Now a new report by ResPublica has compiled a list of ways that city councils around the UK can help. The report argues that: “The onus is on cities to create plans that can meet the health and economic challenge within a short time-frame, and identify what they need from national government to do so.”

This is a diplomatic way of saying that current government action on the subject does not go far enough – and that cities must help prod them into gear. That includes poking holes in the government’s proposed plans for new “Clean Air Zones”.

Here are just five of the ways the report suggests letting the light in and the pollution out:

1. Clean up the draft Clean Air Zones framework

Last October, the government set out its draft plans for new Clean Air Zones in the UK’s five most polluted cities, Birmingham, Derby, Leeds, Nottingham and Southampton (excluding London - where other plans are afoot). These zones will charge “polluting” vehicles to enter and can be implemented with varying levels of intensity, with three options that include cars and one that does not.

But the report argues that there is still too much potential for polluters to play dirty with the rules. Car-charging zones must be mandatory for all cities that breach the current EU standards, the report argues (not just the suggested five). Otherwise national operators who own fleets of vehicles could simply relocate outdated buses or taxis to places where they don’t have to pay.  

Different vehicles should fall under the same rules, the report added. Otherwise, taking your car rather than the bus could suddenly seem like the cost-saving option.
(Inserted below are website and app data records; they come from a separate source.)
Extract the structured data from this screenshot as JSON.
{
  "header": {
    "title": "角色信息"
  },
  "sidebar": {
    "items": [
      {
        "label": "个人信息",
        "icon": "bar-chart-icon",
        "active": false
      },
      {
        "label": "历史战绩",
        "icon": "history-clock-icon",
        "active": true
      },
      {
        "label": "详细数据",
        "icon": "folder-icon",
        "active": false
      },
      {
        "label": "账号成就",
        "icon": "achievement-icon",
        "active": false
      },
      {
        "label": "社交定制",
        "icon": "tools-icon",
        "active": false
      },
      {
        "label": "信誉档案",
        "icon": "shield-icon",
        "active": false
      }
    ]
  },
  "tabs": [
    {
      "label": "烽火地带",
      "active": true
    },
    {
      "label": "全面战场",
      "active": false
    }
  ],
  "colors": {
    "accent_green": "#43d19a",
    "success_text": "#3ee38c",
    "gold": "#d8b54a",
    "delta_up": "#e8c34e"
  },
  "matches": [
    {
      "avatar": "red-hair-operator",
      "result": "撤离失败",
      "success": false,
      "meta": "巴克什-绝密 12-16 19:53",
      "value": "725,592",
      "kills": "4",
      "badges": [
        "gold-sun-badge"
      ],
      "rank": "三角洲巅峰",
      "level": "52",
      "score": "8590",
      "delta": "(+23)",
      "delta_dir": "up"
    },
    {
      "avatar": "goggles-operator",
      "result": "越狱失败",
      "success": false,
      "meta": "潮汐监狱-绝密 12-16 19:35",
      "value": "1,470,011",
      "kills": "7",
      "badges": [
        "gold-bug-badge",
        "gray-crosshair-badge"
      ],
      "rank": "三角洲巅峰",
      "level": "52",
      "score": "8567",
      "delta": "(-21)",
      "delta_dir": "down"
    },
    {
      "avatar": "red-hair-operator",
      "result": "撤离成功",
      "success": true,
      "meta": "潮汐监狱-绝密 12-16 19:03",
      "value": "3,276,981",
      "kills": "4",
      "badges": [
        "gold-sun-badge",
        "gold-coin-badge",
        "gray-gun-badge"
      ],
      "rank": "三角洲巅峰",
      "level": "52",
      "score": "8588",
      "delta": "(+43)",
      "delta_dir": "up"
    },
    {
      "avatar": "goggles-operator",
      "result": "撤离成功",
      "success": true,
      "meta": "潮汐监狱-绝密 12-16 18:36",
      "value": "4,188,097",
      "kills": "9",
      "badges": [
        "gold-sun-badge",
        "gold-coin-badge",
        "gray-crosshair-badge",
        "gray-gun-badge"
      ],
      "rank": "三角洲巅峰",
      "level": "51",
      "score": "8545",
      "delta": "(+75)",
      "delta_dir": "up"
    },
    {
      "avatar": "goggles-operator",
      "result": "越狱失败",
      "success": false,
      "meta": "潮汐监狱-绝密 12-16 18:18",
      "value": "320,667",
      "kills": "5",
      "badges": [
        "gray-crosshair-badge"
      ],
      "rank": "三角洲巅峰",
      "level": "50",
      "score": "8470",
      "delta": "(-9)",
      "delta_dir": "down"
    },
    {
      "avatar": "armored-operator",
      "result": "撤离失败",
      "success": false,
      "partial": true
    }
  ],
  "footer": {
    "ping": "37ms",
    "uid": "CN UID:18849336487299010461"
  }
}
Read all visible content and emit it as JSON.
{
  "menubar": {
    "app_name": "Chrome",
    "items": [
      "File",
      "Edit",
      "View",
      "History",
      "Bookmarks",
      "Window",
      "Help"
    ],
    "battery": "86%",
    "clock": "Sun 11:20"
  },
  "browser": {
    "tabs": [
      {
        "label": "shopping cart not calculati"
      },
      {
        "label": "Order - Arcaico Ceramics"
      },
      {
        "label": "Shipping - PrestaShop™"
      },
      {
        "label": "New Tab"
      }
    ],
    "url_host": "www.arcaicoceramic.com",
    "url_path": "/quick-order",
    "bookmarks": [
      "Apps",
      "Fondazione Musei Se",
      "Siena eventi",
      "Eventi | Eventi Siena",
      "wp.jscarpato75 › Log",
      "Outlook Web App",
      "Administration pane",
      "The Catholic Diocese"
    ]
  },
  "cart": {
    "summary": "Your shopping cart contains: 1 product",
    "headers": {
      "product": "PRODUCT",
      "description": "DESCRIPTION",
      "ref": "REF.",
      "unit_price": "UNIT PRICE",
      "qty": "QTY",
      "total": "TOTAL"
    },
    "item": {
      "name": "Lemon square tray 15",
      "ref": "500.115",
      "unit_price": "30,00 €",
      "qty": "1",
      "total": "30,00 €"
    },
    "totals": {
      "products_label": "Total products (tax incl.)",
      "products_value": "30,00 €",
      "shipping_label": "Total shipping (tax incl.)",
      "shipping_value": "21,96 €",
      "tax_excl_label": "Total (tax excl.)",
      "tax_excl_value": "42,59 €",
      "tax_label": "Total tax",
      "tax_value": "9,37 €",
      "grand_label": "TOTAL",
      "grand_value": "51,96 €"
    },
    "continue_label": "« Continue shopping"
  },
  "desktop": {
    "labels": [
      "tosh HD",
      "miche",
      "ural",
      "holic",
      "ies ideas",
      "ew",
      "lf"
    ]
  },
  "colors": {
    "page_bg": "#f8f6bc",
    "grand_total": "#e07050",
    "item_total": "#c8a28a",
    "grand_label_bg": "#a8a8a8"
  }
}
2. Vouchers to vouch-safe the project’s success

The government is exploring a scrappage scheme for diesel cars, to help get the worst and oldest polluting vehicles off the road. But as the report points out, blanket scrappage could simply put a whole load of new fossil-fuel cars on the road.

Instead, ResPublica suggests using the revenue from the Clean Air Zone charges, plus hiked vehicle registration fees, to create “Pollution Reduction Vouchers”.

Low-income households with older cars, that would be liable to charging, could then use the vouchers to help secure alternative transport, buy a new and compliant car, or retrofit their existing vehicle with new technology.

3. Extend Vehicle Excise Duty

Vehicle Excise Duty is currently only tiered by how much CO2 pollution a car creates for the first year. After that it becomes a flat rate for all cars under £40,000. The report suggests changing this so that the most polluting vehicles for CO2, NOx and PM2.5 continue to pay higher rates throughout their life span.

For ClientEarth CEO James Thornton, changes to vehicle excise duty are key to moving people onto cleaner modes of transport: “We need a network of clean air zones to keep the most polluting diesel vehicles from the most polluted parts of our towns and cities and incentives such as a targeted scrappage scheme and changes to vehicle excise duty to move people onto cleaner modes of transport.”

4. Repurposed car parks

You would think city bosses would want less cars in the centre of town. But while less cars is good news for oxygen-breathers, it is bad news for city budgets reliant on parking charges. But using car parks to tap into new revenue from property development and joint ventures could help cities reverse this thinking.

5. Prioritise public awareness

Charge zones can be understandably unpopular. In 2008, a referendum in Manchester defeated the idea of congestion charging. So a big effort is needed to raise public awareness of the health crisis our roads have caused. Metro mayors should outline pollution plans in their manifestos, the report suggests. And cities can take advantage of their existing assets. For example in London there are plans to use electronics in the Underground to update travellers on the air pollution levels.

***

Change is already in the air. Southampton has used money from the Local Sustainable Travel Fund to run a successful messaging campaign. And in 2011 Nottingham City Council became the first city to implement a Workplace Parking levy – a scheme which has raised £35.3m to help extend its tram system, upgrade the station and purchase electric buses.

But many more “air necessities” are needed before we can forget about pollution’s worry and its strife.  

 

India Bourke is an environment writer and editorial assistant at the New Statesman.